I tell her not to stand too close to windows. Trying to protect her from the soldiers of the night. From the rats pretending to be rabbits. Tell me again she says with that accent drifting from Eastern European train wreckages, the lips of women waiting for a body to fall. I tell her there are so many causalities under Avenues A, B, C, and D.
There’s this recurrent dream she has of a man from the old country entering her between rest stops and strategic points. When he’s inside, she says, (while sitting erect on the small cot I prepared for her,) he feels like a snake slithering this way and that. Until he coils around my spine and I can’t move or breathe.
How does he get back out? I ask.
She gives me a threatening look, the scowl of a gangster.
He sheds. He sheds himself. He becomes part of my waste and removal.
She sits on an old cushioned chair auctioned off after the 2nd Nameless Revolution. Its cover is decorated with yellow and red flowers. She’s smoking a cigarette that she’s rolled with great delicacy and precision. She repeats with greater detail the story of how a thick-lipped man with grossly small ears sold her to the skin market in Belgrade. The name she was credited with on screen spelled lunch ticket and left over sarma with potato dumplings. After she was fired for puking in a sex scene, she ran across the border. She wanted Switzerland but was afraid of heights. She wanted Morocco but was afraid of drowning in crowds. And the sun would not be good for her skin.
Whenever I make love to Anastasia, I feel as if I’m entering and leaving a country of doe-eyed snipers. Ones who become very small when cornered, who give up everything when pressed. I try to imagine myself behind the scope of a high-powered rifle, how I could zoom in on a small piece of the world. After we both fail a climax, Anastasia pushes me off, says she couldn’t love me for long. She could break me so easily. As if I am her prisoner.
It’s true. As a child, I never felt wanted except for telling stories, for smuggling tall tales. I kept Icelandic princesses in the attic. One died from inhaling too much asbestos. At night, I could hear the others crying through insulated walls.
Anastasia spies on the faces passing under our no-frills second story apartment. What are their lives like? she asks. The blatt of a taxi in the distance. She says as if trying to compose a song–the mommies and the daddies–why so many mummies in bed? How do they turn so cold? Why so many zombies walking around during the day? And the vampires, I say, don’t forget the vampires. She becomes very quiet and sullen. She says she’s been raped by both men and women vampires. Their histories still infecting her under her skirt. Stop thinking, I say, it’s not good. Why don’t you go take a shit? she says. She apologizes and laughs. In the bathroom the size of a broom closet, I listen to her make child-like noises behind the door, hisses and indistinct whispers, as if I am being watched and ridiculed, smothered by her silliness, by her morbid playfullness. I can’t shit. Everything’s stuck inside me.
One day I return from the bakery with some fresh raisin bagels and coffee, although she prefers croissants and a small café mocha with whipped cream.
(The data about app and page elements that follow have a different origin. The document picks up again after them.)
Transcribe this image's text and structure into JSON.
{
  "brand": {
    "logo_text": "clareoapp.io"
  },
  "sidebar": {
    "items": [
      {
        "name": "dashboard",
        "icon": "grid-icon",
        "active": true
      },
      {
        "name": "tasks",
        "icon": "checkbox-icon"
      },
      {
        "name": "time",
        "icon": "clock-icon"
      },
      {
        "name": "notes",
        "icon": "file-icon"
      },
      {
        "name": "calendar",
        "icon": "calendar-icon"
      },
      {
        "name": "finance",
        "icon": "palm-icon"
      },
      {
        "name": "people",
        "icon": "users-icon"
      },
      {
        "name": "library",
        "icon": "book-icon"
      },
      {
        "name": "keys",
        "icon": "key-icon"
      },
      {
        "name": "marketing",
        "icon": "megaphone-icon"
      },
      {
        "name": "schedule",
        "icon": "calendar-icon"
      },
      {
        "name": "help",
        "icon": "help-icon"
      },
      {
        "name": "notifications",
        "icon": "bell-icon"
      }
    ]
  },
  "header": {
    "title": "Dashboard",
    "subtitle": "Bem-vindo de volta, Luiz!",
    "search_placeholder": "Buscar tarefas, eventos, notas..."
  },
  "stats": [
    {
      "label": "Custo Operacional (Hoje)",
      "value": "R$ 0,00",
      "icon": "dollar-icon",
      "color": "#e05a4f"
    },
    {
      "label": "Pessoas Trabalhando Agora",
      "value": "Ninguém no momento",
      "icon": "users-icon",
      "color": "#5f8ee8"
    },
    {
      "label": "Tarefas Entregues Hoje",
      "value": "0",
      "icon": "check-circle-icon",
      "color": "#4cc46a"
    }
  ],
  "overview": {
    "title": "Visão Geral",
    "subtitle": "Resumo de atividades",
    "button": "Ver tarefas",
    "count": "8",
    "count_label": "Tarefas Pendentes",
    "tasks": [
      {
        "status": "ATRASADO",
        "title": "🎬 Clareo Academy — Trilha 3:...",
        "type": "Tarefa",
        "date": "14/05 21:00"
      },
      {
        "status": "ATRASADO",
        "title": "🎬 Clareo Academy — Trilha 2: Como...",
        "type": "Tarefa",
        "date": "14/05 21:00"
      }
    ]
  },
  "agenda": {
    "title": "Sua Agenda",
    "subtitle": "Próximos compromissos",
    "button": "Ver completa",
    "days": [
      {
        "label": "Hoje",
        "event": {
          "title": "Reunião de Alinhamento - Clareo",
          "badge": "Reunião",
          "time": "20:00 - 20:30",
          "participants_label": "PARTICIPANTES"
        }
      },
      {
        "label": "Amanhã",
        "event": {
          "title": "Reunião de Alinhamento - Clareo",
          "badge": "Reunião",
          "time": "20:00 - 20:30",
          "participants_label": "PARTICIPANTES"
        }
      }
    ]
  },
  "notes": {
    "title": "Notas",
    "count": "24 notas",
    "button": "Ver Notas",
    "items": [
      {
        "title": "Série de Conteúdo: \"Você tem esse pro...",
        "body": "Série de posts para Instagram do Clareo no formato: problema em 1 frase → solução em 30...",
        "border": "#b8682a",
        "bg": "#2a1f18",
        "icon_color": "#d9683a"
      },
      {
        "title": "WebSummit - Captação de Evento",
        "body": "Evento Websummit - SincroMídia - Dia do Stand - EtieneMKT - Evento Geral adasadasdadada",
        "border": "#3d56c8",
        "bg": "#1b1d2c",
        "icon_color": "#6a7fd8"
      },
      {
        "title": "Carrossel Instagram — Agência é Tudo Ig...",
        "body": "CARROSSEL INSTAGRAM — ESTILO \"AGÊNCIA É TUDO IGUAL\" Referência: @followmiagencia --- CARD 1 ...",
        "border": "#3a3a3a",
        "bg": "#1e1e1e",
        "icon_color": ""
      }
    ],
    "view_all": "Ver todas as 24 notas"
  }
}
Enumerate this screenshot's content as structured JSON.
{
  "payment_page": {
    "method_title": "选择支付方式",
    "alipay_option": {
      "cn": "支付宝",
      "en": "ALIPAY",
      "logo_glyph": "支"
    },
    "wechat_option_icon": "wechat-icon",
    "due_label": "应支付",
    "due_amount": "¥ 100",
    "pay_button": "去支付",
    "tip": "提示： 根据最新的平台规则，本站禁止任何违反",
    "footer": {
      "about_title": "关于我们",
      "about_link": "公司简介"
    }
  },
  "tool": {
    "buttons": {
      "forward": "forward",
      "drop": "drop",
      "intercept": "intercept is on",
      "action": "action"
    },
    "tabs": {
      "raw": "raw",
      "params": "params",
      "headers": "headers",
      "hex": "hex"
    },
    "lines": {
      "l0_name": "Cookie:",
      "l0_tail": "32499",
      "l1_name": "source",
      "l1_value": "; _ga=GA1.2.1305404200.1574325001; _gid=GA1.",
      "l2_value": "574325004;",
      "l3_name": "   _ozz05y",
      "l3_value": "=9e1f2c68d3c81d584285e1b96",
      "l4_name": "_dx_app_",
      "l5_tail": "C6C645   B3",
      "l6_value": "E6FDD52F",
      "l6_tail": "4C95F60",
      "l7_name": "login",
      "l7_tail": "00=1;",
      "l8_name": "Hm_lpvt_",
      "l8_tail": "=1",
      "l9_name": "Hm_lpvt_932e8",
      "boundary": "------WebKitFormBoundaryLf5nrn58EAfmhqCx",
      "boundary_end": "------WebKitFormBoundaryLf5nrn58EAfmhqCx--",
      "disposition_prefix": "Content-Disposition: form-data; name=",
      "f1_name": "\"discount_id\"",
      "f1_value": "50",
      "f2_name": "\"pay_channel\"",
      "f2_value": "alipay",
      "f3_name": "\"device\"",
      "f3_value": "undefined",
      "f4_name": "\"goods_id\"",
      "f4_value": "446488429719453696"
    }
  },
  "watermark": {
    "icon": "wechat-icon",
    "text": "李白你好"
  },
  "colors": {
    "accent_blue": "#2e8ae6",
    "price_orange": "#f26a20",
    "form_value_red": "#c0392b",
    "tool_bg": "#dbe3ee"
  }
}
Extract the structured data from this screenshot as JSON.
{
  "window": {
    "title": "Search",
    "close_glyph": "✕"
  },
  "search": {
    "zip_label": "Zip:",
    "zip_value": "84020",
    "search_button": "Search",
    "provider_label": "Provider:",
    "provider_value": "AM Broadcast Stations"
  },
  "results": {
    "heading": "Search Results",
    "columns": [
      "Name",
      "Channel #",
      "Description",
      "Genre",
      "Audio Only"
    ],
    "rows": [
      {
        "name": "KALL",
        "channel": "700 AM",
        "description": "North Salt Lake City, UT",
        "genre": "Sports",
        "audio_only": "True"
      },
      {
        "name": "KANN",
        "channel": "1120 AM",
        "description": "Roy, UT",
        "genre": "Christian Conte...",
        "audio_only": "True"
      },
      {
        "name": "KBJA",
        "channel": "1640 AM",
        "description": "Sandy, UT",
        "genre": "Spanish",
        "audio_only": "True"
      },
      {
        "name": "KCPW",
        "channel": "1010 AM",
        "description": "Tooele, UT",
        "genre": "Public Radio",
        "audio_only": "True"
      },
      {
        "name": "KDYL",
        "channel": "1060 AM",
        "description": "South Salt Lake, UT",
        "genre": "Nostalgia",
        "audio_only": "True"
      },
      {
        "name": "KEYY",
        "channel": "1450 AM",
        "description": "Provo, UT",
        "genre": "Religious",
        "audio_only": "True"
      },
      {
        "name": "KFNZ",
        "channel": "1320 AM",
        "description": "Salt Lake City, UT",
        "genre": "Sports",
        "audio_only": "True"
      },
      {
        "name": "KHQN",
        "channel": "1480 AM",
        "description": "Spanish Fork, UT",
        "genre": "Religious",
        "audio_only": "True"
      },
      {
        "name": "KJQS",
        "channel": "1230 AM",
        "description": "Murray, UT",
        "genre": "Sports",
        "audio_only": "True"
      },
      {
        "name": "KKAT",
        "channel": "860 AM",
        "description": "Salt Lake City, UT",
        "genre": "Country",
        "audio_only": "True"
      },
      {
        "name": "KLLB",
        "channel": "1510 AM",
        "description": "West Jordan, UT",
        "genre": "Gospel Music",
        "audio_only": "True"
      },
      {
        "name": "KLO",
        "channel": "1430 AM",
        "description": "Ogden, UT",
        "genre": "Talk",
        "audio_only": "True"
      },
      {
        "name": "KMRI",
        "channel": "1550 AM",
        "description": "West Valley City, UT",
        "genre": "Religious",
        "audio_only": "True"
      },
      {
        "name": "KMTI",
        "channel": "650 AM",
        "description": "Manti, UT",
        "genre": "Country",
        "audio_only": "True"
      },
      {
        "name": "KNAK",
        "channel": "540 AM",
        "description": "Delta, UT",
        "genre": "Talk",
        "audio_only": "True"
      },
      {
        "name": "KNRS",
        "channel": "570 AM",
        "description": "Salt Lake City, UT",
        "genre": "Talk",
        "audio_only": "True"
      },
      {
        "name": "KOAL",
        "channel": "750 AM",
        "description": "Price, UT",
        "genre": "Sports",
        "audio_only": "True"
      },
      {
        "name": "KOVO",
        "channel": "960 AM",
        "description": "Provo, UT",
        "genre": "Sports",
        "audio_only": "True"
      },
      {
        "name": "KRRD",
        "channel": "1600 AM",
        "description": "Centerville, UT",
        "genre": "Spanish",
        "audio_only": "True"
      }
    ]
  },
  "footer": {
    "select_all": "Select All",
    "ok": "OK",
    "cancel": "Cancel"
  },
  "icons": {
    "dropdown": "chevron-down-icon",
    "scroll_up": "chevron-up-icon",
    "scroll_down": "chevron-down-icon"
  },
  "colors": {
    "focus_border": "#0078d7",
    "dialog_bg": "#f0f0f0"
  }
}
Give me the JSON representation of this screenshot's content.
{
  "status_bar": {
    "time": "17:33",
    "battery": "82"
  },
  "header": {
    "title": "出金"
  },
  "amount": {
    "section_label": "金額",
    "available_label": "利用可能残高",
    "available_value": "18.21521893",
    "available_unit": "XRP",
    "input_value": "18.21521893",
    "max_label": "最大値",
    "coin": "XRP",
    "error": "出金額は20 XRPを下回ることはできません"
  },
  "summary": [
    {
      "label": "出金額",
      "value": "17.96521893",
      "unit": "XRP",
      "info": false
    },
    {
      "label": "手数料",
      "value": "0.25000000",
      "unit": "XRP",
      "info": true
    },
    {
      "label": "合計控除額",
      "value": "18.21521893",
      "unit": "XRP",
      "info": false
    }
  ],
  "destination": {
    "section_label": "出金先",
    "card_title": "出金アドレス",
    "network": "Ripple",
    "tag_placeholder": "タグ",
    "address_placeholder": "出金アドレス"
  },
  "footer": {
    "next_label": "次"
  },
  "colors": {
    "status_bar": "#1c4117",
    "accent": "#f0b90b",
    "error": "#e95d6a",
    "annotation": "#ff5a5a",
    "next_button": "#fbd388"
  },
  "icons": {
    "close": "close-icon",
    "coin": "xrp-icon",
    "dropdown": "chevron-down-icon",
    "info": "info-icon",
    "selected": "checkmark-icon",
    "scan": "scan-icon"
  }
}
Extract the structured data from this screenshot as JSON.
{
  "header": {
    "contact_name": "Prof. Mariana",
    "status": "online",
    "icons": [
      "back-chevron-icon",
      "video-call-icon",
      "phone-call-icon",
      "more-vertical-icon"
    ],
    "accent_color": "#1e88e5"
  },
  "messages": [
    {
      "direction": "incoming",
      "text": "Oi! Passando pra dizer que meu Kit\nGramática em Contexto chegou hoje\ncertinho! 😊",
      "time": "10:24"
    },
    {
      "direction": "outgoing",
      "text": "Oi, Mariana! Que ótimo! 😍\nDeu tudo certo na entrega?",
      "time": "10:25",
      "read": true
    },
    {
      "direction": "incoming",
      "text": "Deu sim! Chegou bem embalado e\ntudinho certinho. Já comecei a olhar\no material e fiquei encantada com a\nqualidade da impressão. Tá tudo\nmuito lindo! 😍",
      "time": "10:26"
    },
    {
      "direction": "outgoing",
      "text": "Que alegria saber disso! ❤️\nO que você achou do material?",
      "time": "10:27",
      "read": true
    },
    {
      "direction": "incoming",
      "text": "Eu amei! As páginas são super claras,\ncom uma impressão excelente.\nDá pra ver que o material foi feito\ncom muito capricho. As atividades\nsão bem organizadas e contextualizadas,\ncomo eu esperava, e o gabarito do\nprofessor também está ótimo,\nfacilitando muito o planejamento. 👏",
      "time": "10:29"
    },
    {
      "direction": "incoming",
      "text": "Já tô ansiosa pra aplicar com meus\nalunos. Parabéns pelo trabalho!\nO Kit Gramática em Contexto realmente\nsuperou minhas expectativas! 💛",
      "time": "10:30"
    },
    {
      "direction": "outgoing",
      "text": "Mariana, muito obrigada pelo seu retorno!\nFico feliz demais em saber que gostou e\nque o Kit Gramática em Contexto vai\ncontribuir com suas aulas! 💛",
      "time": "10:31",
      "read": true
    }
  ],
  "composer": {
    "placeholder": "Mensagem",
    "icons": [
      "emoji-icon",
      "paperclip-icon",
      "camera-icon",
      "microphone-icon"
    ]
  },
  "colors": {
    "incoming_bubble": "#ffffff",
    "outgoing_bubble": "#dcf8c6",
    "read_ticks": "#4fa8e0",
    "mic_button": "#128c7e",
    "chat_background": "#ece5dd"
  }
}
But today, I’m broke and stingy. I find a girl hanging from the ceiling, slowly turning. I drop the coffees. My legs are soaked and burnt. But it is not a girl. It is one of my sister’s ragamuffin dolls that she never took with her after she married and moved away. Anastasia sits on the leather sofa, shaking her head. I’m so tired of walls, she says. My only company is walls. I rush over and lift her chin in my hand. Anastasia, I say, did you take your meds? All of them? From now on, I will sneak pills into her breakfast, her pancakes and eggs. Or perhaps she would be better off as a ragamuffin doll, slowly turning in the air, no strings attached.
Anastasia and I stand looking through each other at the train station. A man is waiting in the crowd and I will hand her off to him. She takes two steps closer; my breaths could coat her words. But for now, she has none. I tell her that she will be in good hands, that he will give her the kind of shelter I could never offer. You will have the best doctors, I tell her. But there are other neutral countries where the sunset doesn’t sink you, she says. Couldn’t we go there? You and me? I’ve gotten used to you.
You get used to so many people or things that are not good for you, I say. You will adjust.
We embrace but do not touch. The man with the briefcase takes Anastasia by the hand. The ticket collectors yell out to please board the train. Anastasia turns around and yells out through a crowd of crunched bodies–Did you ever love me? I smile at her. My throat tightens. I won’t give her the satisfaction of an answer because that word, love, always causes me to self-destruct. To become phobic to light and go underground. The train pulls away. There are so many faces in the passing windows. They could all be Anastasia.
Kyle Hemmings lives and works in New Jersey. He has been published in Elimae, This Zine Will Change Your Life, Blaze Vox, Matchbook, and elsewhere. His latest chapbook is Future Wars from Another New Calligraphy. He loves 50s Sci-Fi movies, manga comics, and pre-punk garage bands of the 60s.